HUNTINGTON, W.Va. — Dr. Kumika Toma of the Marshall University College of Health Professions has made significant contributions in determining the causes of rosacea, according to a research study published in the Journal of Neurophysiology last summer.
“Rosacea is a non-fatal chronic inflammatory skin disease affecting more than 14 million Americans’ quality of life. A common characteristic includes redness in the middle of face due to increased blood flow, but the exact mechanism is not known and many treatments rely on the results of ‘trial-and-error,’ ” Toma said.
Toma, an associate professor of exercise science in the college’s School of Kinesiology, said she was responsible for recording nerve activities through needle electrodes inserted in the area of the eyebrow. She said her microneurography technique allowed the research team to determine that the sympathetic nervous system may be involved in the development and triggering of rosacea symptoms.

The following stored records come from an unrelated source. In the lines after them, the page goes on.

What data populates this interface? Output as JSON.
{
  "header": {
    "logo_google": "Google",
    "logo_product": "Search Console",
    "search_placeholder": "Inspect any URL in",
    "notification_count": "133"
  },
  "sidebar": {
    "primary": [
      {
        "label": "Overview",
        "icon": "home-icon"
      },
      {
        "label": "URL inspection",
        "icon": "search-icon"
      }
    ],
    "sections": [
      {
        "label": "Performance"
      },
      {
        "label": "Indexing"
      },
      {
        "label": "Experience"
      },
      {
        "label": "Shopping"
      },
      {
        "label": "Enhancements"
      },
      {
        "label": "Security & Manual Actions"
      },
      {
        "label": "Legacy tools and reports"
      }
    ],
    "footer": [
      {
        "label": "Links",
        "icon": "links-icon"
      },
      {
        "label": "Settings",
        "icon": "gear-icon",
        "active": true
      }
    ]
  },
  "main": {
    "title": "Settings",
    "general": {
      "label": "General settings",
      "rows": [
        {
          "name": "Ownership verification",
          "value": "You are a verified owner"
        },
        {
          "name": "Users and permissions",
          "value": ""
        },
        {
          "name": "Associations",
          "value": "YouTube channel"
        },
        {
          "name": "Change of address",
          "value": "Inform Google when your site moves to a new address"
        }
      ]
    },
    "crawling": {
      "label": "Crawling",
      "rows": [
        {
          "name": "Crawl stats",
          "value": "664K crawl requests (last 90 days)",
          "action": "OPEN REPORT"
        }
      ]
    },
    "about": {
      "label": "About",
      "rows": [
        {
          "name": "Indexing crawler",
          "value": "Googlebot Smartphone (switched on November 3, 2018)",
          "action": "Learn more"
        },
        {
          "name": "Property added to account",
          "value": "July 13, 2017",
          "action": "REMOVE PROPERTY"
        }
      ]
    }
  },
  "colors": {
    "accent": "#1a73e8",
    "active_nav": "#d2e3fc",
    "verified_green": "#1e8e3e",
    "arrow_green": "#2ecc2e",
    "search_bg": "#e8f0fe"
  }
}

This is the second published study in the world and the first in North America in which a researcher has used inserted electrodes into the area of the eyebrow to record a specific nerve signal, according to Toma.
“This is the first published study in the world with this technique to the patient population. Also, the microneurography technique used is very new to clinical research,” Toma said. “This type of study is a bridge between science research and clinical practice.”
Dr. Thad Wilson, professor of physiology at Marian University College of Osteopathic Medicine in Indianapolis, introduced Toma to research of sympathetic nerve activity during her second and third years of her postdoctoral fellowship at the Ohio Musculoskeletal and Neurological Institution. Wilson said he served as principal investigator on the grant from the National Rosacea Society, but it was Toma who was responsible for the novel nerve recordings.
“She was the person who placed the recording electrodes into the nerve between the brain and the facial skin to tap into ‘nerve phone line’ to record its messages – pretty impressive on her part,” Wilson said. “I introduced her to the microneurography technique, but she was able to further develop it and then for the first time apply to the clinical population.”
Wilson said the results of this study could be used for more focused treatment plans for rosacea and other flushing-related disorders.
“In addition to the microneurography component of the study Toma performed, the research team also tested local reflexes within the skin that cause vasodialation, which is an increase in skin blood flow,” Wilson said. “The technique advances in this study could be importantly applied to study other flushing-related disorders such as menopause.”
The study “Augmented supraorbital skin sympathetic nerve activity responses to symptom trigger events in rosacea patients” was published in July 2015 by the Journal of Neurophysiology.
To learn more about Toma’s rosacea research, e-mail firstname.lastname@example.org.
For more information on Marshall’s School of Kinesiology and its Department of Exercise Science, visit www.marshall.edu/cohp online.